→ **What this task involves**
Please, without the pictures, restate every entry exactly.

→ **Input data**
Content starts

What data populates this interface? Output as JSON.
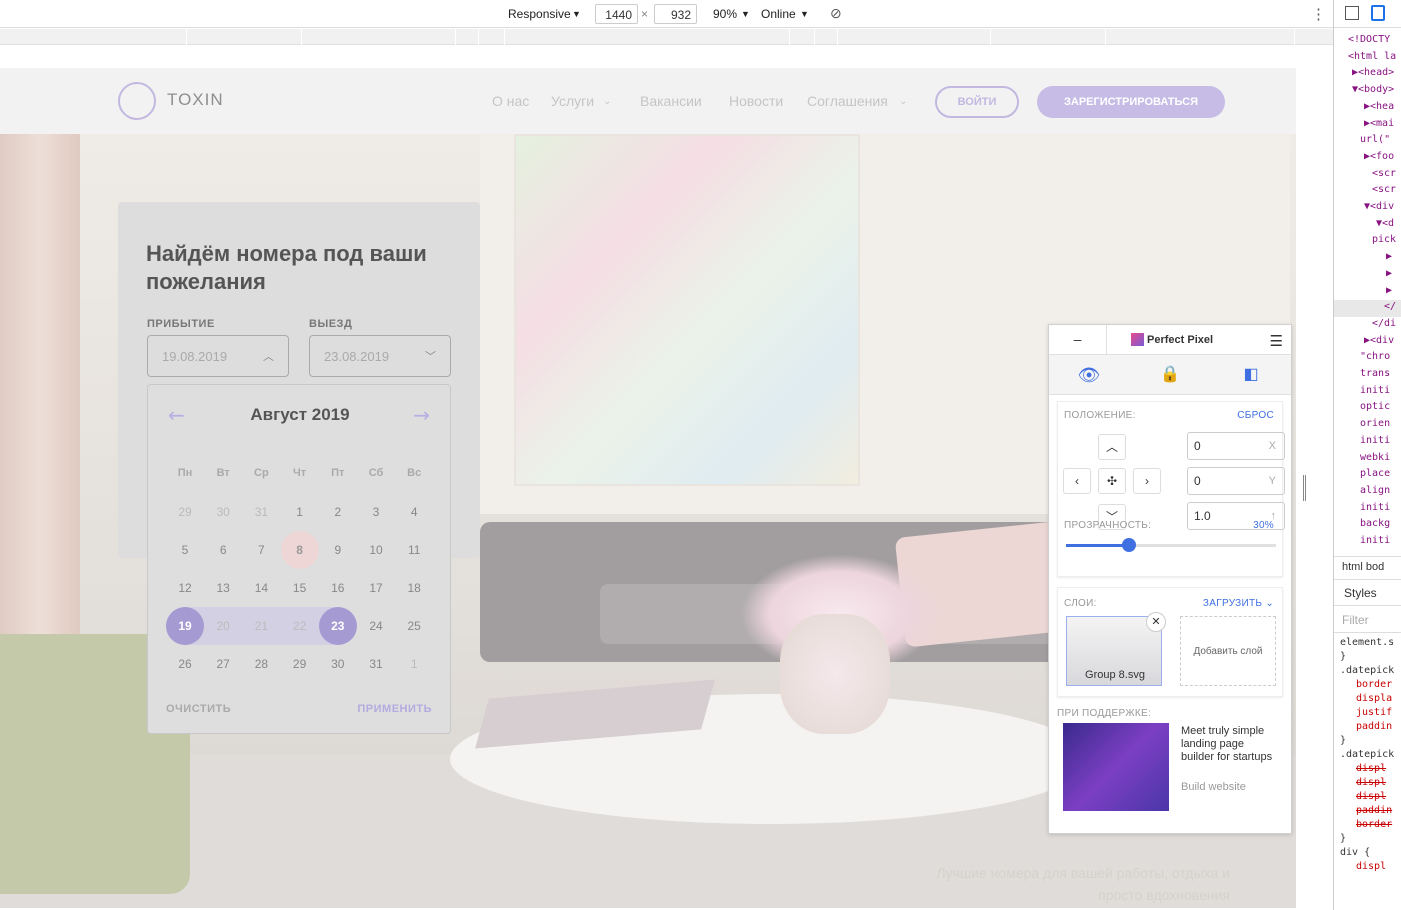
{
  "devtools_toolbar": {
    "device": "Responsive",
    "width": "1440",
    "times": "×",
    "height": "932",
    "zoom": "90%",
    "network": "Online",
    "more": "⋮"
  },
  "header": {
    "logo_text": "TOXIN",
    "nav": [
      "О нас",
      "Услуги",
      "Вакансии",
      "Новости",
      "Соглашения"
    ],
    "login": "ВОЙТИ",
    "register": "ЗАРЕГИСТРИРОВАТЬСЯ"
  },
  "search_card": {
    "title": "Найдём номера под ваши пожелания",
    "arrival_label": "ПРИБЫТИЕ",
    "arrival_value": "19.08.2019",
    "departure_label": "ВЫЕЗД",
    "departure_value": "23.08.2019"
  },
  "calendar": {
    "month": "Август 2019",
    "weekdays": [
      "Пн",
      "Вт",
      "Ср",
      "Чт",
      "Пт",
      "Сб",
      "Вс"
    ],
    "rows": [
      [
        "29",
        "30",
        "31",
        "1",
        "2",
        "3",
        "4"
      ],
      [
        "5",
        "6",
        "7",
        "8",
        "9",
        "10",
        "11"
      ],
      [
        "12",
        "13",
        "14",
        "15",
        "16",
        "17",
        "18"
      ],
      [
        "19",
        "20",
        "21",
        "22",
        "23",
        "24",
        "25"
      ],
      [
        "26",
        "27",
        "28",
        "29",
        "30",
        "31",
        "1"
      ]
    ],
    "clear": "ОЧИСТИТЬ",
    "apply": "ПРИМЕНИТЬ"
  },
  "tagline": "Лучшие номера для вашей работы, отдыха и просто вдохновения",
  "perfect_pixel": {
    "title": "Perfect Pixel",
    "minimize": "–",
    "position_label": "ПОЛОЖЕНИЕ:",
    "reset": "СБРОС",
    "x_value": "0",
    "x_axis": "X",
    "y_value": "0",
    "y_axis": "Y",
    "scale_value": "1.0",
    "opacity_label": "ПРОЗРАЧНОСТЬ:",
    "opacity_value": "30%",
    "opacity_fraction": 0.3,
    "layers_label": "СЛОИ:",
    "upload": "ЗАГРУЗИТЬ",
    "layer_name": "Group 8.svg",
    "add_layer": "Добавить слой",
    "sponsor_label": "ПРИ ПОДДЕРЖКЕ:",
    "ad_text": "Meet truly simple landing page builder for startups",
    "ad_link": "Build website"
  },
  "devtools_panel": {
    "lines": [
      "<!DOCTY",
      "<html la",
      "▶<head>",
      "▼<body>",
      "▶<hea",
      "▶<mai",
      "url(\"",
      "▶<foo",
      "<scr",
      "<scr",
      "▼<div",
      "▼<d",
      "pick",
      "▶",
      "▶",
      "▶",
      "</",
      "</di",
      "▶<div",
      "\"chro",
      "trans",
      "initi",
      "optic",
      "orien",
      "initi",
      "webki",
      "place",
      "align",
      "initi",
      "backg",
      "initi"
    ],
    "crumbs": "html  bod",
    "styles_tab": "Styles",
    "filter": "Filter",
    "css_lines": [
      "element.s",
      "}",
      ".datepick",
      "border",
      "displa",
      "justif",
      "paddin",
      "}",
      ".datepick",
      "displ",
      "displ",
      "displ",
      "paddin",
      "border",
      "}",
      "div {",
      "displ"
    ]
  },
  "colors": {
    "accent": "#bc9cff",
    "pp_blue": "#3f6fe0"
  }
}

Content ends

→ **Exercise answer**
What data populates this interface? Output as JSON.
{
  "devtools_toolbar": {
    "device": "Responsive",
    "width": "1440",
    "times": "×",
    "height": "932",
    "zoom": "90%",
    "network": "Online",
    "more": "⋮"
  },
  "header": {
    "logo_text": "TOXIN",
    "nav": [
      "О нас",
      "Услуги",
      "Вакансии",
      "Новости",
      "Соглашения"
    ],
    "login": "ВОЙТИ",
    "register": "ЗАРЕГИСТРИРОВАТЬСЯ"
  },
  "search_card": {
    "title": "Найдём номера под ваши пожелания",
    "arrival_label": "ПРИБЫТИЕ",
    "arrival_value": "19.08.2019",
    "departure_label": "ВЫЕЗД",
    "departure_value": "23.08.2019"
  },
  "calendar": {
    "month": "Август 2019",
    "weekdays": [
      "Пн",
      "Вт",
      "Ср",
      "Чт",
      "Пт",
      "Сб",
      "Вс"
    ],
    "rows": [
      [
        "29",
        "30",
        "31",
        "1",
        "2",
        "3",
        "4"
      ],
      [
        "5",
        "6",
        "7",
        "8",
        "9",
        "10",
        "11"
      ],
      [
        "12",
        "13",
        "14",
        "15",
        "16",
        "17",
        "18"
      ],
      [
        "19",
        "20",
        "21",
        "22",
        "23",
        "24",
        "25"
      ],
      [
        "26",
        "27",
        "28",
        "29",
        "30",
        "31",
        "1"
      ]
    ],
    "clear": "ОЧИСТИТЬ",
    "apply": "ПРИМЕНИТЬ"
  },
  "tagline": "Лучшие номера для вашей работы, отдыха и просто вдохновения",
  "perfect_pixel": {
    "title": "Perfect Pixel",
    "minimize": "–",
    "position_label": "ПОЛОЖЕНИЕ:",
    "reset": "СБРОС",
    "x_value": "0",
    "x_axis": "X",
    "y_value": "0",
    "y_axis": "Y",
    "scale_value": "1.0",
    "opacity_label": "ПРОЗРАЧНОСТЬ:",
    "opacity_value": "30%",
    "opacity_fraction": 0.3,
    "layers_label": "СЛОИ:",
    "upload": "ЗАГРУЗИТЬ",
    "layer_name": "Group 8.svg",
    "add_layer": "Добавить слой",
    "sponsor_label": "ПРИ ПОДДЕРЖКЕ:",
    "ad_text": "Meet truly simple landing page builder for startups",
    "ad_link": "Build website"
  },
  "devtools_panel": {
    "lines": [
      "<!DOCTY",
      "<html la",
      "▶<head>",
      "▼<body>",
      "▶<hea",
      "▶<mai",
      "url(\"",
      "▶<foo",
      "<scr",
      "<scr",
      "▼<div",
      "▼<d",
      "pick",
      "▶",
      "▶",
      "▶",
      "</",
      "</di",
      "▶<div",
      "\"chro",
      "trans",
      "initi",
      "optic",
      "orien",
      "initi",
      "webki",
      "place",
      "align",
      "initi",
      "backg",
      "initi"
    ],
    "crumbs": "html  bod",
    "styles_tab": "Styles",
    "filter": "Filter",
    "css_lines": [
      "element.s",
      "}",
      ".datepick",
      "border",
      "displa",
      "justif",
      "paddin",
      "}",
      ".datepick",
      "displ",
      "displ",
      "displ",
      "paddin",
      "border",
      "}",
      "div {",
      "displ"
    ]
  },
  "colors": {
    "accent": "#bc9cff",
    "pp_blue": "#3f6fe0"
  }
}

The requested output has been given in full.